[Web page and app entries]
☆ ☆ ☆ ☆
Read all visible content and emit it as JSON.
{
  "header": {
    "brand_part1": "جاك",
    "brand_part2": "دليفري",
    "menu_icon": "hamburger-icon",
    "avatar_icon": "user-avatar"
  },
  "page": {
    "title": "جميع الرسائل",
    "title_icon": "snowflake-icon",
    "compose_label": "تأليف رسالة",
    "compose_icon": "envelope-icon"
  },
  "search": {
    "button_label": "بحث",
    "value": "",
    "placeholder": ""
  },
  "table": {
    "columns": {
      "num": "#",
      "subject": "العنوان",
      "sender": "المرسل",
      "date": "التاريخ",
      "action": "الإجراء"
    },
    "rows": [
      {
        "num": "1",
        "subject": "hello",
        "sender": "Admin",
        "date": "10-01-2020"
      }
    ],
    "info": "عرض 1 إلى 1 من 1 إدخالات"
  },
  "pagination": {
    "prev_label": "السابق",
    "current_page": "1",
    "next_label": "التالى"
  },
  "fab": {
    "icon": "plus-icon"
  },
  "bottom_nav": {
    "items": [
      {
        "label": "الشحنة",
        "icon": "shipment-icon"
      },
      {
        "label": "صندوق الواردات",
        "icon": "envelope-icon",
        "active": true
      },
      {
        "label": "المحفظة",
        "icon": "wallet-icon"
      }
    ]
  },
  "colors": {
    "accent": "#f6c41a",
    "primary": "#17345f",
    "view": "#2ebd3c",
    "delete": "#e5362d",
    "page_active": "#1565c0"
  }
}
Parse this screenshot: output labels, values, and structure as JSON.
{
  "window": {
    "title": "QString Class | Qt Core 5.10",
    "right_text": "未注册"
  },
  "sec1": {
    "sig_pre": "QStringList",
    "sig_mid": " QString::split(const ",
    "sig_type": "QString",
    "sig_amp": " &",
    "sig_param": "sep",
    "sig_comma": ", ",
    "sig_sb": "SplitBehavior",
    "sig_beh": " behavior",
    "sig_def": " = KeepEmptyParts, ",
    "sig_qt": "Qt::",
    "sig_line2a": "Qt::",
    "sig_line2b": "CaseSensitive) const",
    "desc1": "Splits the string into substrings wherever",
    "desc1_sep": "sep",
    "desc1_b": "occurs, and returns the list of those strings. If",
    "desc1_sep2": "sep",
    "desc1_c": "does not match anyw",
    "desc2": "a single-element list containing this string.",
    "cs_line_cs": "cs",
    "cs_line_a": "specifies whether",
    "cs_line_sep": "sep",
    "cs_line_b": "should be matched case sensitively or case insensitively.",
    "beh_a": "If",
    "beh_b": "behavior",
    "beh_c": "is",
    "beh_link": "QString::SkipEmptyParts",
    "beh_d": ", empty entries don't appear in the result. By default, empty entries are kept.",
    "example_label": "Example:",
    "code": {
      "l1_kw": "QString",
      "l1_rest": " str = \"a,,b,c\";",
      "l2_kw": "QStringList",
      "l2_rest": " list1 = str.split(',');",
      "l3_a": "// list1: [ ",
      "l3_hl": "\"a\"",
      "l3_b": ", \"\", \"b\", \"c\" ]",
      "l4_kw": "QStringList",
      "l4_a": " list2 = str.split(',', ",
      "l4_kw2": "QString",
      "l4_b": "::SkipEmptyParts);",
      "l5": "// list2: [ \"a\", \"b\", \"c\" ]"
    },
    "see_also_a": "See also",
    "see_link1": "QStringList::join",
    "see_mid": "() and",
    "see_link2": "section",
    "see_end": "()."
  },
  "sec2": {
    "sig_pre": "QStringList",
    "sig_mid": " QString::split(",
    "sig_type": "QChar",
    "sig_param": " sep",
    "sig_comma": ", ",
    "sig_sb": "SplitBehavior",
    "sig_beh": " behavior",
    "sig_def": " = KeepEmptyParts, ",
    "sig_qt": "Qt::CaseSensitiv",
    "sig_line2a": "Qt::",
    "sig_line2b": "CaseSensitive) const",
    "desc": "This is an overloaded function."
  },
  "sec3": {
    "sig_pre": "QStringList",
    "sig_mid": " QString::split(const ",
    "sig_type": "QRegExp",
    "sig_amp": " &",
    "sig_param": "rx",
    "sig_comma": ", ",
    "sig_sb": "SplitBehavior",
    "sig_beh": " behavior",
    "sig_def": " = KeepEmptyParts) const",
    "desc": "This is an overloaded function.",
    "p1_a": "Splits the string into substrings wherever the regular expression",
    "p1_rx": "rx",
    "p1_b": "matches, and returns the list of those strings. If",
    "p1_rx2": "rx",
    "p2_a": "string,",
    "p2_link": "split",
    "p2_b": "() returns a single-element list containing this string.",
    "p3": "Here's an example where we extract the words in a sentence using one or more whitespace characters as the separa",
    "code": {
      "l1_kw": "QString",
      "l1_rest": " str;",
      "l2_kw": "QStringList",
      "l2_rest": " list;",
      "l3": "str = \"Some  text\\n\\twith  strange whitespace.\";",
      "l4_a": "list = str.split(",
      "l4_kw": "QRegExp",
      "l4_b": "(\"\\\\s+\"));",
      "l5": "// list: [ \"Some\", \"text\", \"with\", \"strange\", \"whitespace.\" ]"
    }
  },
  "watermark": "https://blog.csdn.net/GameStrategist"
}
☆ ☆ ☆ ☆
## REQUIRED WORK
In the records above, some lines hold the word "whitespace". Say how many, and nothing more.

## THE COMPLETED TASK
3